The small thin red-brown man sat on a skeletal fiber mat, his eyes closed, his chin sank until it rested on his chest and then he became a jaguar. The jaguar ran past me and out into the night jungle behind. I sat across
from the now still form of the man whose spirit had left his body, then blinked to clear and steady my mind.
I met and befriended a Peruano man in Lima. The Lima man had a brother who worked on the eastern frontier and could show me the
real Amazon. The man in Lima was named Jeff. Ten days later, I met Jeff’s brother, Antonio in Puerto Maldonado, a small boomtown on Peru’s frontier with Bolivia and Brazil. It was very hot. Antonio worked for an oil exploration company. He took time
off from work, arranged for a canoe to take us down river and then up a tributary where few ventured, sounded like fun to me. The next morning we slid down the brown jungle river while large raucous scarlet macaws winged overhead. As the day grew so did the
river traffic, we dodged different boats carrying tourists, geologists, smugglers, and military. The rivers of the Amazon create a travel corridor; I soon tired of the traffic and hoped for some peace and quiet. Be careful what you ask for.
After several long insect filled sessions playing hide and seek with drug smuggling gangs and their attendant militias, our boat swung up a small, clear river. We parted branches and ducked larger ones as we made our way
up this free flowing tributary. At last, four weeks and thousands of miles from my home, we came to an open village area. Children wearing gold and navy blue University of Michigan sweatshirts, and nothing else, ran down the bank to greet our boat. I stayed
at the village with my guide Antonio for ten days. One night we were invited to “drink from the sacred vine” and eat a bitter dried fruit. At first I became very sick, but soon calmed and sat on my fiber mat with heightened senses.
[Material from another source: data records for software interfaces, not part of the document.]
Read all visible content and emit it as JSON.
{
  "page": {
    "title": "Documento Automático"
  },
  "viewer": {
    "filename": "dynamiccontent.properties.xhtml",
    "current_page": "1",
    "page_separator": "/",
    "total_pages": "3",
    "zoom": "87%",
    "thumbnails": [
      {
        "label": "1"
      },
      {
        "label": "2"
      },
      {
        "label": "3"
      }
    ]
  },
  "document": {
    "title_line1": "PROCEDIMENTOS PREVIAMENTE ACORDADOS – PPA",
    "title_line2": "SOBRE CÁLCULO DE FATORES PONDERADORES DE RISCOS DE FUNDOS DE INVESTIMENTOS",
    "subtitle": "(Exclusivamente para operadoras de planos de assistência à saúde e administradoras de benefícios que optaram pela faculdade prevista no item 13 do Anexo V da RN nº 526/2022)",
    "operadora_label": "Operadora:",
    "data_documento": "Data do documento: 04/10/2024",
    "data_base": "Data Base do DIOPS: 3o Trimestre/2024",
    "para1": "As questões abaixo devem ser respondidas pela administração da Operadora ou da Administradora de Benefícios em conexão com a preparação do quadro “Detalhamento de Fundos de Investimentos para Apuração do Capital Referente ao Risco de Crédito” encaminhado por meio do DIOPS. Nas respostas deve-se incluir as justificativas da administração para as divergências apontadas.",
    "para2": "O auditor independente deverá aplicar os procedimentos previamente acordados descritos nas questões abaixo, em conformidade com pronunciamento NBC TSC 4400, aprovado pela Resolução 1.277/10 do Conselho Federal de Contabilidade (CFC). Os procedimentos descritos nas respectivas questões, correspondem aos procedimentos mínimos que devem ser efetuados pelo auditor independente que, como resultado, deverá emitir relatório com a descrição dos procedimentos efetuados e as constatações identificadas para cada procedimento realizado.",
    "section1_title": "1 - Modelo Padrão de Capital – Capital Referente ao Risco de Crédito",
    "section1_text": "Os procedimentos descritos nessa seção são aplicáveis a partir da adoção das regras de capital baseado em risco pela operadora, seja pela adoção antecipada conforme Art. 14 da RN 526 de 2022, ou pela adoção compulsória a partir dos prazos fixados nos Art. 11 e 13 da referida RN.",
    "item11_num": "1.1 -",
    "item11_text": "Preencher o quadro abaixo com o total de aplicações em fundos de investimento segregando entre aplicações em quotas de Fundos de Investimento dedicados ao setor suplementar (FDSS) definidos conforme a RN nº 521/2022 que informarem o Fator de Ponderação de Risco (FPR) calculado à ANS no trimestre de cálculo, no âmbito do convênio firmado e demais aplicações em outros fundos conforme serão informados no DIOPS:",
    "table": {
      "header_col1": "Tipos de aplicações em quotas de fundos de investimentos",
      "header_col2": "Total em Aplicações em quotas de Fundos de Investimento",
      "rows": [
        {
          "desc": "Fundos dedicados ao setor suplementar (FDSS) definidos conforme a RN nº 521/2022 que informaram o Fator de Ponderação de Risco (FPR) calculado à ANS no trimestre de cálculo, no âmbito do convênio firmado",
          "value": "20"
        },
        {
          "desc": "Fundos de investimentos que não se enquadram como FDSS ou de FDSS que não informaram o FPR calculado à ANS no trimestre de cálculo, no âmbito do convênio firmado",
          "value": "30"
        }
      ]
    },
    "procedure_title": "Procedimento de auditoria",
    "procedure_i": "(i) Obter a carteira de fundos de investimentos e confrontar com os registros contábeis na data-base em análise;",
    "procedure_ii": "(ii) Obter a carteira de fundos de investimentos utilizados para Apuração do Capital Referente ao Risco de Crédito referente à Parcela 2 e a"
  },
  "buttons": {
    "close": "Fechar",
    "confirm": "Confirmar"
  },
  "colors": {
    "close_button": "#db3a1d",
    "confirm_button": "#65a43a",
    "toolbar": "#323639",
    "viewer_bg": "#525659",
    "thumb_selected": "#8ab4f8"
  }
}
The village shaman went
into a trance and soon, while I sat lucid and keen, left his physical self to roam the jungle as a spirit jaguar.
The well dressed over fed man sat across from me on a very fancy comfortable chair and laughed when I recalled this story at a dinner gathering here in Montana. This man, who by his own admission had never been anywhere
outside of the United States, called into question my mental state and the credibility of my travelers tale. I did not respond, but smiled and soon the conversation went on.
It is easy to sit back and judge the lives of others. It is hard to go and see for yourself. Life is full of adventure big and small. In each of us beats the heart of a jaguar waiting to be set free. What are you waiting
Spot ‘Puerto Maldonado’
in the map of Peru!